quality education for their children. He felt the Sisters showed the
villagers a lot of respect by allowing them to trade food, supplies,
and labor for their school fees. Leopold thought great potential
benefits could come as the villagers learned from both the biogas and
water projects that the school attracted. We parted and promised to
see each other at the upcoming BCDC meeting.
Matia was another familiar face from our previous trip. One of the key
BCDC employees, he also met with us outside the dining hall and
introduced his family to us. His youngest son is named Nicholas, after
the founder of BCDC. Matia invited us to all go to the nearby town of
Karaguzza to see another friend, Winnie, and to enjoy the town. Erin,
Connor, and Jim accepted, and were also able to scout for hardware,
complete errands, and learn about the water distribution system there.
Ed remained at the school and had a very productive meeting with
Sisters Anita and Judith to update them on the biogas project status
and the outlook towards eventual implementation.
Everyone re-convened for a private Easter dinner with the Sisters, and
a few rounds of cards and dominos afterwards. The bell rang at the
door at an unexpected hour and news came from a watchman that there
had been a vehicle fire down the road in Akasalava. It was a bus
carrying a football (soccer) team back from a match, and it was
engulfed in flame. Fortunately, no one was hurt. The smouldering
carriage was seen the next day in the middle of the road, smoke still
rising from the lumps that used to be the tires. The message the
locals passed up the road through the grapevine was a warning to turn
off your house lights to prevent the fire from spreading through the
electrical power system...?!
The travel team awoke Saturday morning in Mpala to a nice gentle rain that became a sunshower as the sun came up. Different birds were singing and the roosters were crowing in the neighborhood surrounding the Notre Dame's Preschool compound. We had arrived Friday midnight after a fairly smooth flight marred mostly by the loss of everyone's checked luggage! Fortunately we all have basic items and clothes in our carry-ons to last until our bags can be delivered to us in Mubende. Sisters Anita and Judith met us at the airport, and their driver Phillip drove everyone on the left side of the road, through a few roundabouts, and past a police checkpoint to our accommodations in Mpala.

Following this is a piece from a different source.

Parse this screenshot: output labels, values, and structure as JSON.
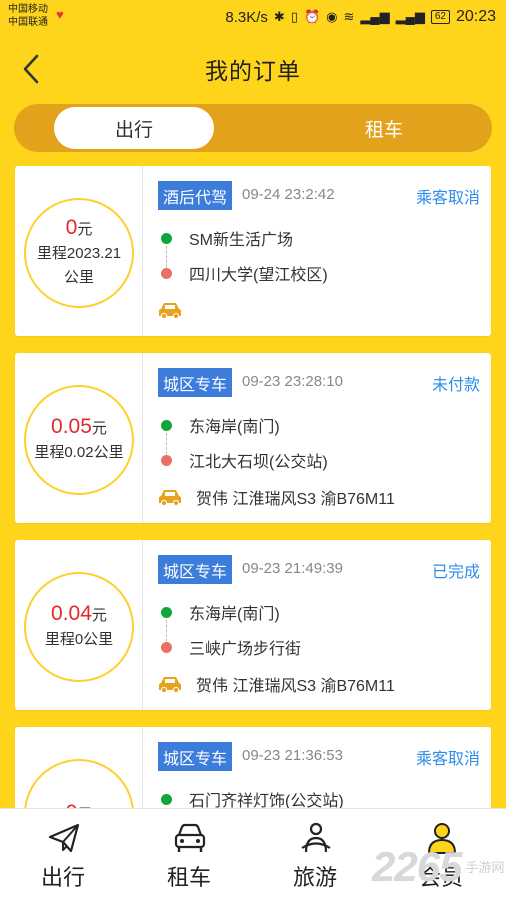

Some things feel different from last year's trip, like the rain, and some things are the same, like the people, the rooms, and the continental breakfast. After some boiled eggs from the hens, small sweet bananas from the trees, and a bit of 'fat spread' and jam on bread, we are now organizing ourselves for the day, using the last speedy internet access we will have for several days, and generally settling into the rhythm of Uganda.
This is just a quick entry to test the mail2blogger system of publishing my blog entry. This year I should be able to publish this directly via email from the boarding school in Buseesa, Uganda, as long as the sun is shining and the solar cells are charging!
This will be the second assessment trip for the Biogas Group (represented by Jim Moyer and Ed Kohinke), and the first assessment trip for the Water Group (represented by Erin Cummings and Connor Smith). We depart tomorrow, April 17th, at 4pm, and return April 27th at about the same time. Ed Kohinke and Erin Cummings were on the travel team last year. Jim Moyer has extensive travel experience with the UC student chapter of EWB in Tanzania. Connor Smith is along for his first EWB trip.
The forecast in Uganda is for 80 degrees everyday and thunderstorms every afternoon... the rainy season!